Of course we are not attached to this curriculum, and he is in fact often a grade or two ahead in some areas, but it is good to know what other kids his age are learning.

If Rowan went to regular school he would have entered sixth grade this past September. And, as anyone with a child in sixth grade will know, this is the year when learning equations are introduced. When I read that I immediately got the Horse Boy Learning team together for a powwow on how we were going to attempt to teach this very abstract concept, that some of us barely even understand, to Rowan. And together we came up with what we hoped was a good idea.

Building on Rowan’s love of cartoon characters and the impact the use of these characters has had on his academics in the past, we decided to create our own character, a mysterious figure whom we named ‘Agent X.’

The next week as we swam or bounced or walked I began to drop ‘agent x’ into the conversation, pretending that he was chasing us and trying to catch us. Rowan, intrigued, eventually asked ‘who is agent x’ and that was my key to move on to the next stage.  I replied ‘we don’t know but it’s time to find out.’

The next day Rowan received a note from one of his favorite characters asking for his help in discovering who agent x was.

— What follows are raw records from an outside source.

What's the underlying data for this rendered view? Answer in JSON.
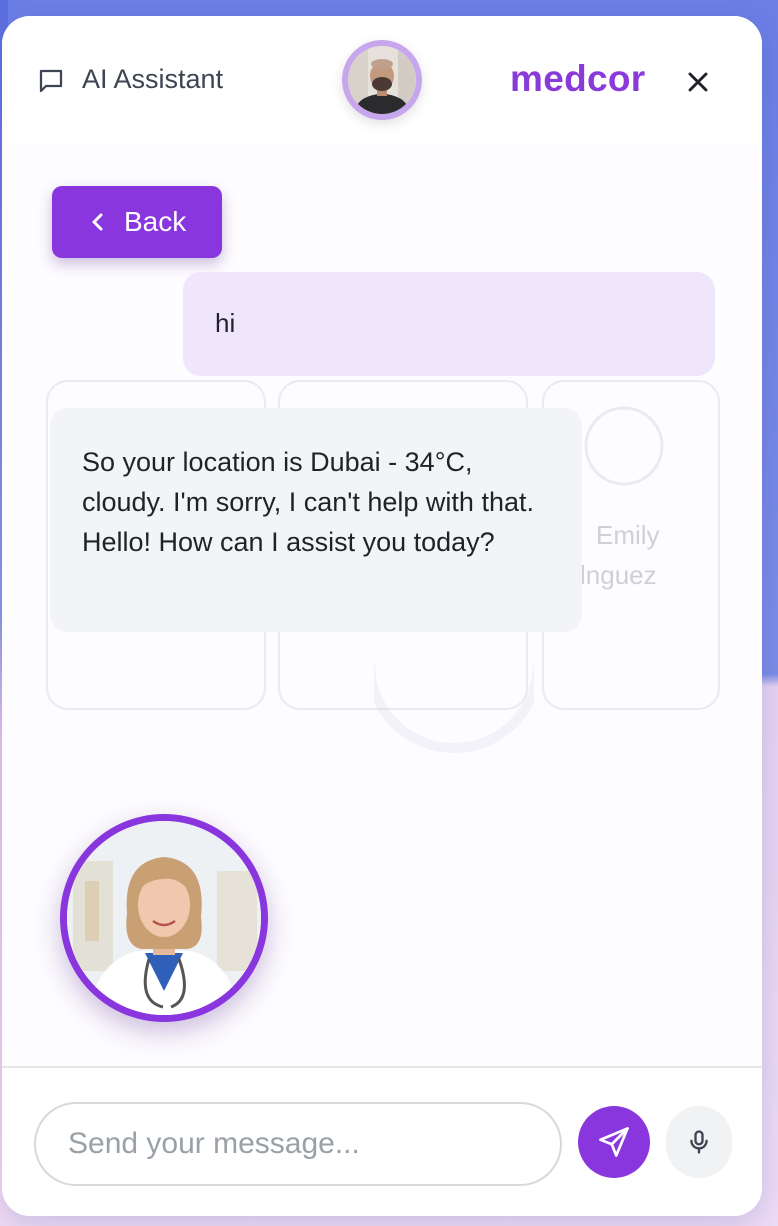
{
  "header": {
    "title": "AI Assistant",
    "brand": "medcor",
    "chat_icon": "chat-bubble-icon",
    "close_icon": "close-icon"
  },
  "nav": {
    "back_label": "Back"
  },
  "messages": [
    {
      "role": "user",
      "text": "hi"
    },
    {
      "role": "assistant",
      "text": "So your location is Dubai - 34°C, cloudy. I'm sorry, I can't help with that. Hello! How can I assist you today?"
    }
  ],
  "background_ghost": {
    "name_line1": "Emily",
    "name_line2": "lnguez"
  },
  "composer": {
    "placeholder": "Send your message...",
    "value": "",
    "send_icon": "send-icon",
    "mic_icon": "microphone-icon"
  },
  "colors": {
    "accent": "#8a36de",
    "brand": "#8a3ad9",
    "user_bubble": "#f0e6fc",
    "assistant_bubble": "#f3f4f6"
  }
}
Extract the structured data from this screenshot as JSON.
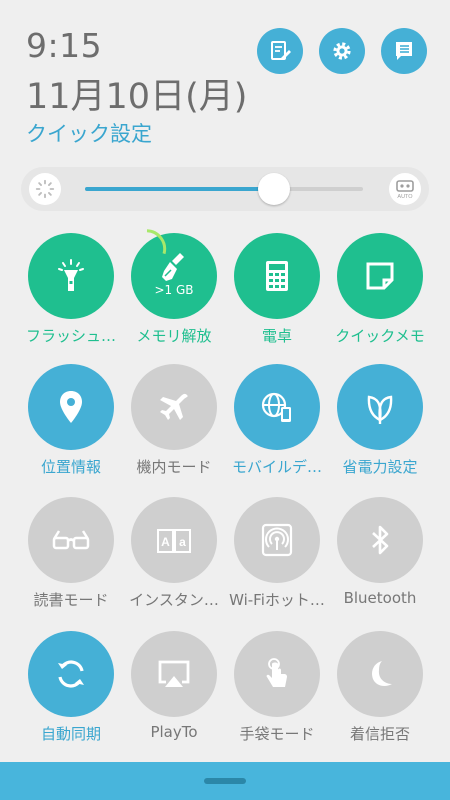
{
  "header": {
    "time": "9:15",
    "date": "11月10日(月)",
    "title": "クイック設定",
    "buttons": [
      {
        "icon": "edit-note-icon"
      },
      {
        "icon": "gear-icon"
      },
      {
        "icon": "notification-list-icon"
      }
    ]
  },
  "brightness": {
    "level": 0.68,
    "left_icon": "brightness-icon",
    "right_icon": "auto-brightness-icon",
    "auto_label": "AUTO"
  },
  "tiles": [
    {
      "label": "フラッシュ…",
      "icon": "flashlight-icon",
      "state": "on-green"
    },
    {
      "label": "メモリ解放",
      "icon": "broom-icon",
      "state": "on-green",
      "memory_text": ">1 GB"
    },
    {
      "label": "電卓",
      "icon": "calculator-icon",
      "state": "on-green"
    },
    {
      "label": "クイックメモ",
      "icon": "note-icon",
      "state": "on-green"
    },
    {
      "label": "位置情報",
      "icon": "location-icon",
      "state": "on-blue"
    },
    {
      "label": "機内モード",
      "icon": "airplane-icon",
      "state": "off"
    },
    {
      "label": "モバイルデ…",
      "icon": "mobile-data-icon",
      "state": "on-blue"
    },
    {
      "label": "省電力設定",
      "icon": "leaf-icon",
      "state": "on-blue"
    },
    {
      "label": "読書モード",
      "icon": "glasses-icon",
      "state": "off"
    },
    {
      "label": "インスタン…",
      "icon": "dictionary-icon",
      "state": "off"
    },
    {
      "label": "Wi-Fiホット…",
      "icon": "hotspot-icon",
      "state": "off"
    },
    {
      "label": "Bluetooth",
      "icon": "bluetooth-icon",
      "state": "off"
    },
    {
      "label": "自動同期",
      "icon": "sync-icon",
      "state": "on-blue"
    },
    {
      "label": "PlayTo",
      "icon": "cast-icon",
      "state": "off"
    },
    {
      "label": "手袋モード",
      "icon": "touch-icon",
      "state": "off"
    },
    {
      "label": "着信拒否",
      "icon": "moon-icon",
      "state": "off"
    }
  ],
  "colors": {
    "green": "#1fbf8f",
    "blue": "#45b0d6",
    "gray": "#cfcfcf",
    "bar": "#48b5dc"
  }
}
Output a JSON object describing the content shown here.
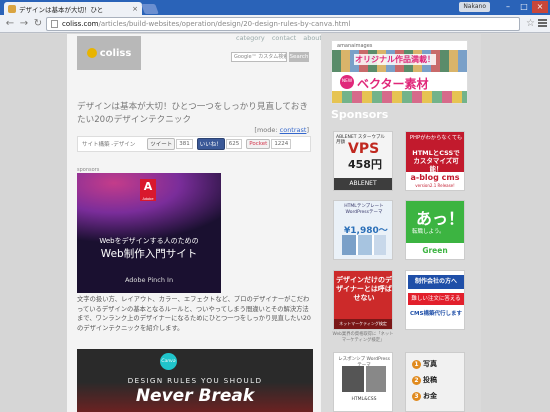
{
  "browser": {
    "tab_title": "デザインは基本が大切！ひと",
    "tab_close": "×",
    "user": "Nakano",
    "win_min": "–",
    "win_max": "□",
    "win_close": "×",
    "back": "←",
    "forward": "→",
    "reload": "↻",
    "url_host": "coliss.com",
    "url_path": "/articles/build-websites/operation/design/20-design-rules-by-canva.html",
    "star": "☆"
  },
  "site": {
    "logo_text": "coliss",
    "nav": [
      "category",
      "contact",
      "about"
    ],
    "search_placeholder": "Google™ カスタム検索",
    "search_button": "Search"
  },
  "article": {
    "title": "デザインは基本が大切！ひとつ一つをしっかり見直しておきたい20のデザインテクニック",
    "mode_prefix": "[mode: ",
    "mode_link": "contrast",
    "mode_suffix": "]",
    "category": "サイト構築 -デザイン",
    "tweet_label": "ツイート",
    "tweet_count": "381",
    "like_label": "いいね！",
    "like_count": "625",
    "pocket_label": "Pocket",
    "pocket_count": "1224",
    "sponsors_label": "sponsors",
    "ad_adobe": {
      "logo": "A",
      "logo_sub": "Adobe",
      "line1": "Webをデザインする人のための",
      "line2": "Web制作入門サイト",
      "line3": "Adobe Pinch In"
    },
    "body": "文字の扱い方、レイアウト、カラー、エフェクトなど、プロのデザイナーがこだわっているデザインの基本となるルールと、ついやってしまう間違いとその解決方法まで、ワンランク上のデザイナーになるためにひとつ一つをしっかり見直したい20のデザインテクニックを紹介します。",
    "canva": {
      "logo": "Canva",
      "line1": "DESIGN RULES YOU SHOULD",
      "line2": "Never Break"
    }
  },
  "sidebar": {
    "ad_wide": {
      "top": "amanaimages",
      "line1": "オリジナル作品満載！",
      "badge": "NEW",
      "line2": "ベクター素材"
    },
    "sponsors_heading": "Sponsors",
    "ads": {
      "vps": {
        "top": "ABLENET スターウブル",
        "note": "月額",
        "big": "VPS",
        "price": "458円",
        "footer": "ABLENET"
      },
      "blog": {
        "line1": "PHPがわからなくても",
        "line2": "HTMLとCSSで カスタマイズ可能！",
        "footer": "a-blog cms",
        "footer_sub": "version2.1 Release!"
      },
      "wp": {
        "line1": "HTMLテンプレート WordPressテーマ",
        "price": "¥1,980〜"
      },
      "green": {
        "line1": "あっ！",
        "line2": "転職しよう。",
        "footer": "Green"
      },
      "marketer": {
        "line1": "デザインだけのデザイナーとは呼ばせない",
        "footer": "ネットマーケティング検定"
      },
      "marketer_caption": "Web業界の資格取得に「ネットマーケティング検定」",
      "cms": {
        "line1": "制作会社の方へ",
        "line2": "難しい注文に答える",
        "line3": "CMS構築代行します"
      },
      "lesson": {
        "line1": "レスポンシブ WordPressテーマ",
        "line2": "HTML&CSS"
      },
      "photo": {
        "row1": "写真",
        "row2": "投稿",
        "row3": "お金"
      }
    }
  }
}
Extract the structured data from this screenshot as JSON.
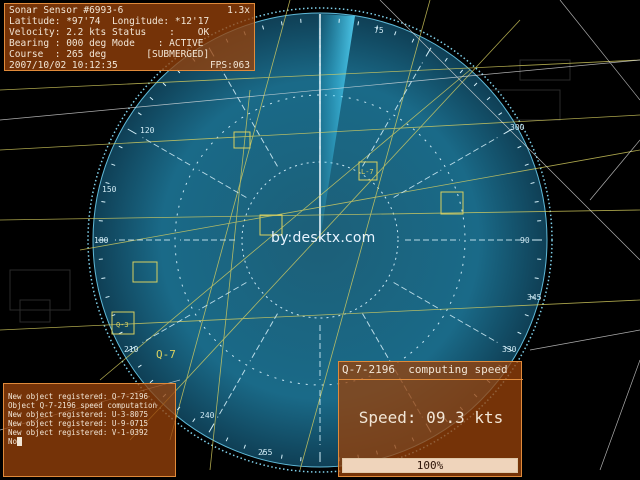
{
  "sensor": {
    "title": "Sonar Sensor #6993-6",
    "zoom": "1.3x",
    "lines": [
      "Latitude: *97'74  Longitude: *12'17",
      "Velocity: 2.2 kts Status    :    OK",
      "Bearing : 000 deg Mode    : ACTIVE",
      "Course  : 265 deg       [SUBMERGED]"
    ],
    "datetime": "2007/10/02 10:12:35",
    "fps": "FPS:063"
  },
  "log": {
    "lines": [
      "New object registered: Q-7-2196",
      "Object Q-7-2196 speed computation",
      "New object registered: U-3-8075",
      "New object registered: U-9-0715",
      "New object registered: V-1-0392",
      "No"
    ]
  },
  "speed": {
    "title": "Q-7-2196  computing speed",
    "value": "Speed: 09.3 kts",
    "progress_label": "100%",
    "progress": 1.0
  },
  "radar": {
    "degree_labels": [
      "75",
      "90",
      "180",
      "210",
      "330",
      "345",
      "240",
      "255"
    ],
    "contacts": [
      "L-7",
      "Q-7",
      "Q-3"
    ],
    "bearing_labels": [
      "120",
      "150",
      "300"
    ]
  },
  "watermark": "by:desktx.com",
  "colors": {
    "panel": "#96410a",
    "radar": "#1f6f8c",
    "grid": "#d8d060",
    "sweep": "#3ad2ff"
  }
}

The character informed Rowan that hidden in the woods there were a series of clues to help him figure it out.

So down to the woods we went and the first thing we came across was a cardboard cut out from a show called “Code Name Kids Next Door’ named ‘Number 2.’ Next came to two sticks joined together to form a plus sign. And finally a second character from Code Name Kids Next Door named ‘Number 3.’

‘How weird, perhaps these are the clues we were looking for?’ I speculated and then added ‘2 plus 3 is 5 so maybe agent x is number 5’ (the name of a third Code Name Kids Next Door character).

And that is when we came across a drawing of Agent X which we peeled back to discover he was indeed Number 5.

Over the next week we repeated the game multiple times using different combinations of Agent X characters. And at the end of the week Rowan told me ‘you know Jenny, x is both a letter and an unknown thing.’ This was the first confirmation that he had taken the concept on board.

And a few weeks later we got a second confirmation. Whilst bouncing on the trampoline Rowan invented his own ‘agent x’ game. He instructed me to shout ‘what is x’ before running around the trampoline however many times I wanted and then shout ‘plus’ before running around it again. He then had to guess what X was. If he got it right he got to spray me with the hose and if he got it wrong I had to spray him. It seems he cracked basic learning equations whilst not even realizing he was doing it.

This game, and others like it, can be easily adapted to meet any child’s individual interests. To find out how and why join our next Horse Boy Learning workshop or webinar where you will learn the science behind this approach and how to put it into practice. Contact This email address is being protected from spambots. You need JavaScript enabled to view it. for more information.